→ EXERCISE DIRECTIONS
Once every line below has been checked for "sites", give only the number of lines that have it.

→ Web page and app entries
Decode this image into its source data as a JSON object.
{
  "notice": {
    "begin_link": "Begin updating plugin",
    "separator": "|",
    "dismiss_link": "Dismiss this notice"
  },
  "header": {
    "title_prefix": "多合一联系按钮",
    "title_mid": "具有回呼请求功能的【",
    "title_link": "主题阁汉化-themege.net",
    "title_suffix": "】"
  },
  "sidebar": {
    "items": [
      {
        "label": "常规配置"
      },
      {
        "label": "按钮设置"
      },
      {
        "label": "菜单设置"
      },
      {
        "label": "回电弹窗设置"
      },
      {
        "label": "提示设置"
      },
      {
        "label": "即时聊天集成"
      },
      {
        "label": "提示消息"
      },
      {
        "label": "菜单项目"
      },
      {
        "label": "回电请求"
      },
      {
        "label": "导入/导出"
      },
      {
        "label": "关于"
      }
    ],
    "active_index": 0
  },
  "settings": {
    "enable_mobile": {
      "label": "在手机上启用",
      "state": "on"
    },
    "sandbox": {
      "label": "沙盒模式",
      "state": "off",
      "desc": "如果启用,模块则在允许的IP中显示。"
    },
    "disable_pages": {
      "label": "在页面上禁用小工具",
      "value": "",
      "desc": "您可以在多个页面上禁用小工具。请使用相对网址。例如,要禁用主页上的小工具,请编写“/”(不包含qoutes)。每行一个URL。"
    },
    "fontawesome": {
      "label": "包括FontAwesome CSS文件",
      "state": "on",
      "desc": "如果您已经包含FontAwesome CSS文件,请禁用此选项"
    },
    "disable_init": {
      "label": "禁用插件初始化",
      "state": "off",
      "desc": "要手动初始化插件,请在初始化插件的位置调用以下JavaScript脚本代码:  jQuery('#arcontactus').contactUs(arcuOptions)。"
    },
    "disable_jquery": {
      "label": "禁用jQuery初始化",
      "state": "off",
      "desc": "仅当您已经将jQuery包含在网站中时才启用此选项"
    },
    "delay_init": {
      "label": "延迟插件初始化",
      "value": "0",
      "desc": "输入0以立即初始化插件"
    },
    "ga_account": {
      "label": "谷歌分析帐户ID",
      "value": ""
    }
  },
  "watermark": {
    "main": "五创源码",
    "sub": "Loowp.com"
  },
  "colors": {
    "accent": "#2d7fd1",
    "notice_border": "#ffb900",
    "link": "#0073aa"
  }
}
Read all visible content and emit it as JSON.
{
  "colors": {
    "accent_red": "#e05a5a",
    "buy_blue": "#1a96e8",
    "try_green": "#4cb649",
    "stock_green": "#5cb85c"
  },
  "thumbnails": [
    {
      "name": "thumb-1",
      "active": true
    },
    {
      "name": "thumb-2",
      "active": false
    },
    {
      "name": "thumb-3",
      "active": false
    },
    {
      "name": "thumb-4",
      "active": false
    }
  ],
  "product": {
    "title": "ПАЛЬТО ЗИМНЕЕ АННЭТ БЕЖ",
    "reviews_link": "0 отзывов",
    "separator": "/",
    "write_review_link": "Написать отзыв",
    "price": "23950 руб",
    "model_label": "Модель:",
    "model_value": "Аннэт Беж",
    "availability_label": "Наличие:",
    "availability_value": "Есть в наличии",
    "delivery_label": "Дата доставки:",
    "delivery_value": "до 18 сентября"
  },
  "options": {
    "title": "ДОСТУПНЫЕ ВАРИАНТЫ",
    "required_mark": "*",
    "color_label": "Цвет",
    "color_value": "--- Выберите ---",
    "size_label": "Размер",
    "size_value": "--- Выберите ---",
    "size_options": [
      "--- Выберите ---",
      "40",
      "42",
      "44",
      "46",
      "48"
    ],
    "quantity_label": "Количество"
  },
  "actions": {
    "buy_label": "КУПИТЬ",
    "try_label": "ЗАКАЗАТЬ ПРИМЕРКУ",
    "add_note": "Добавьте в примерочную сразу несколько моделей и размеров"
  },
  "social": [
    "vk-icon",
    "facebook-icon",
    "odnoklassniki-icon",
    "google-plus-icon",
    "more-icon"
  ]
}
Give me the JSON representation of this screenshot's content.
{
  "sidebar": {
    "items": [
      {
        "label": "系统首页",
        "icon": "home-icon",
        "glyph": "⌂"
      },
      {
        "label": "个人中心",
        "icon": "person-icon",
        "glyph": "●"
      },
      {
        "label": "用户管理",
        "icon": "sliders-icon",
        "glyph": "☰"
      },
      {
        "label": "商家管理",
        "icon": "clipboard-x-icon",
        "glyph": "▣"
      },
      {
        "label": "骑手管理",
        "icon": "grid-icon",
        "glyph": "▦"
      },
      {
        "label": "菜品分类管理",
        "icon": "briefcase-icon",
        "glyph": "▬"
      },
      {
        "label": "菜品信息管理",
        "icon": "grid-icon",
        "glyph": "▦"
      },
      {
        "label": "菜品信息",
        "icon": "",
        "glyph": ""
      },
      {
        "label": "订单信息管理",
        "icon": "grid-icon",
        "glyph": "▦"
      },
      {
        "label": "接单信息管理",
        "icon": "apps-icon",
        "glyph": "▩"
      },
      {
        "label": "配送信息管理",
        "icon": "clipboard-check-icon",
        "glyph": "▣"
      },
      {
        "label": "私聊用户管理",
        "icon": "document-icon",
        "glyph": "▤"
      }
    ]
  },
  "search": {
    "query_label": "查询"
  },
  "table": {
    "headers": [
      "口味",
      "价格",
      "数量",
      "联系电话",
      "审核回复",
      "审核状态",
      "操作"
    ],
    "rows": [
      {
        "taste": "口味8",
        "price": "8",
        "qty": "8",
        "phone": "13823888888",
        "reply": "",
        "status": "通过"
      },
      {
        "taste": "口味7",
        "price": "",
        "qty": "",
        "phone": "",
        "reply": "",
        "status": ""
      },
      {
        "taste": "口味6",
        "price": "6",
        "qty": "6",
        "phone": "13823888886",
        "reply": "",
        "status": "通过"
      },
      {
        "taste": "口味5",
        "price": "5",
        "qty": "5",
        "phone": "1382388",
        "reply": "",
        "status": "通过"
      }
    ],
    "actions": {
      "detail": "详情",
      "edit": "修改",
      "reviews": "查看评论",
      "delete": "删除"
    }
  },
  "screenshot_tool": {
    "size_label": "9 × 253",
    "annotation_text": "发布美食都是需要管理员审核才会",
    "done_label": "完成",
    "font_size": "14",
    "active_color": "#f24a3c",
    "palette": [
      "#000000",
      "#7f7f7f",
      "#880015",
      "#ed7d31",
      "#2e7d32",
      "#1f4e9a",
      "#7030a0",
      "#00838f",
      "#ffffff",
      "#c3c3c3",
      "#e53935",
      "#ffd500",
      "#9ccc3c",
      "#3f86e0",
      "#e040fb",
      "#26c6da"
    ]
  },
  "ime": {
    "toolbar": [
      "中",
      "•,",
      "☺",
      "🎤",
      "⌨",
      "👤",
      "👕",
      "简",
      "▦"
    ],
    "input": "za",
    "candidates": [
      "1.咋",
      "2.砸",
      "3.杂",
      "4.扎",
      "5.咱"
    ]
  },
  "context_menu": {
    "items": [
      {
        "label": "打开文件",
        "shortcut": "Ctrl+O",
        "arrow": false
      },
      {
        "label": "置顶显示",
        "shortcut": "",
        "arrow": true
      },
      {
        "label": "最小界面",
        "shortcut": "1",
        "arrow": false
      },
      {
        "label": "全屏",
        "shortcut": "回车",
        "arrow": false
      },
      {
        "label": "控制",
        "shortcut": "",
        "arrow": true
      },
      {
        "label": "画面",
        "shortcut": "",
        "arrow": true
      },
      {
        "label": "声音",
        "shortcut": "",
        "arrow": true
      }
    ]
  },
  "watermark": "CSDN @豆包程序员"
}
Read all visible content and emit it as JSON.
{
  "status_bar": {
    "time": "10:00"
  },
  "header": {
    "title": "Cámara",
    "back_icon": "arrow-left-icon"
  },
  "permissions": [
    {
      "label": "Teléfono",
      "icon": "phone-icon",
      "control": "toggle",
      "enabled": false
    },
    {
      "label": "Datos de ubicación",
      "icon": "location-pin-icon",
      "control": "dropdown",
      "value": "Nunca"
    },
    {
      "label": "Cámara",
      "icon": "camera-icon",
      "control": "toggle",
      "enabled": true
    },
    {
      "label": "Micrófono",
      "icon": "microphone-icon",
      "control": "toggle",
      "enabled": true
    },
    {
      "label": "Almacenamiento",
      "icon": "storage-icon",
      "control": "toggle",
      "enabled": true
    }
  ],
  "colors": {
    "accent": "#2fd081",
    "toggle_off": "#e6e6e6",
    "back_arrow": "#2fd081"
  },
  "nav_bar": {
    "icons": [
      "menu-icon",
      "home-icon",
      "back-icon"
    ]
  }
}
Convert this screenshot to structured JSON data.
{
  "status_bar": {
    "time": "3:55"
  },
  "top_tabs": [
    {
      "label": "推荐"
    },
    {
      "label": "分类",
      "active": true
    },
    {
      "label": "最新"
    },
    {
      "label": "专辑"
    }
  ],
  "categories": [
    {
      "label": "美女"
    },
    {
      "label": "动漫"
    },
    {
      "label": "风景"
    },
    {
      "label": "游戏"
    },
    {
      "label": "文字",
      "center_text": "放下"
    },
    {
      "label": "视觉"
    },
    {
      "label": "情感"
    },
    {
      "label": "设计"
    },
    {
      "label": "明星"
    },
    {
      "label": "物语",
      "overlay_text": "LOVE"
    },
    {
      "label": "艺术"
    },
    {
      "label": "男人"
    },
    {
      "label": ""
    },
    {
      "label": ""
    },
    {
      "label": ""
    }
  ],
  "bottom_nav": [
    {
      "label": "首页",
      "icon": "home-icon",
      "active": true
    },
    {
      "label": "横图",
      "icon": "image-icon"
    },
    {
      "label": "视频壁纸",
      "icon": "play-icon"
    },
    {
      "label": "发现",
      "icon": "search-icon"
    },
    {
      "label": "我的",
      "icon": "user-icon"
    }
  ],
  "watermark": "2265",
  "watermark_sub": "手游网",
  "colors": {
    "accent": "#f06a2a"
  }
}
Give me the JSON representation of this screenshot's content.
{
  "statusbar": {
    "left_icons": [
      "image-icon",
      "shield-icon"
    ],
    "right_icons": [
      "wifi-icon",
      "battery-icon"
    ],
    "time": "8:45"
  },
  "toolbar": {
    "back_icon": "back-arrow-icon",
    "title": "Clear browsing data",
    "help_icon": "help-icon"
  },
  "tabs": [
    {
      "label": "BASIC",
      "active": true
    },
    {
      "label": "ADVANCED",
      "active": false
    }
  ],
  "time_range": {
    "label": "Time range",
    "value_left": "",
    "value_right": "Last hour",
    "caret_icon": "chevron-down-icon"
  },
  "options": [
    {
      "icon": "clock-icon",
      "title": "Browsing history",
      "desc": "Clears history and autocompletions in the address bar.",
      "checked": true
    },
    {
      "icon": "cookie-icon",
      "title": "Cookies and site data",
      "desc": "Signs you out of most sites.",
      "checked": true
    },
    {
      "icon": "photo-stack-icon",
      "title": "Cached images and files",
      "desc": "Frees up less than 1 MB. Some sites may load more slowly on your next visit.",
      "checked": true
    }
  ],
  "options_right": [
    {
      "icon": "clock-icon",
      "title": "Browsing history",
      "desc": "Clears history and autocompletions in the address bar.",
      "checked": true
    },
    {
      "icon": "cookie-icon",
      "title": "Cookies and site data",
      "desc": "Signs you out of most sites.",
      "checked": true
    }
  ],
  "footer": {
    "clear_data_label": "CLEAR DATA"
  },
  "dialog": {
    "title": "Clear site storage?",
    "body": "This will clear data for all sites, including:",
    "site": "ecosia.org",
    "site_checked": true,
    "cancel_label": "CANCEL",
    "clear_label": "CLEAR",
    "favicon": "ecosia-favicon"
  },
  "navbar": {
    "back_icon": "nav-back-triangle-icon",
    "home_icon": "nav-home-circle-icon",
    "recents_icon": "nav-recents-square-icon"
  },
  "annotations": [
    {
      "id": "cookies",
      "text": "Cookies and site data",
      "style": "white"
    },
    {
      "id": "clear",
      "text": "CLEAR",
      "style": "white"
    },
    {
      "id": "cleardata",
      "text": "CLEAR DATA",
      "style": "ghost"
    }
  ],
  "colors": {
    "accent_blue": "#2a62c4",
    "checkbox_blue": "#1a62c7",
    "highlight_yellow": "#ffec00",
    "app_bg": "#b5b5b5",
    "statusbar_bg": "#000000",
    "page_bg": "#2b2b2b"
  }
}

→ EXERCISE OUTPUT
4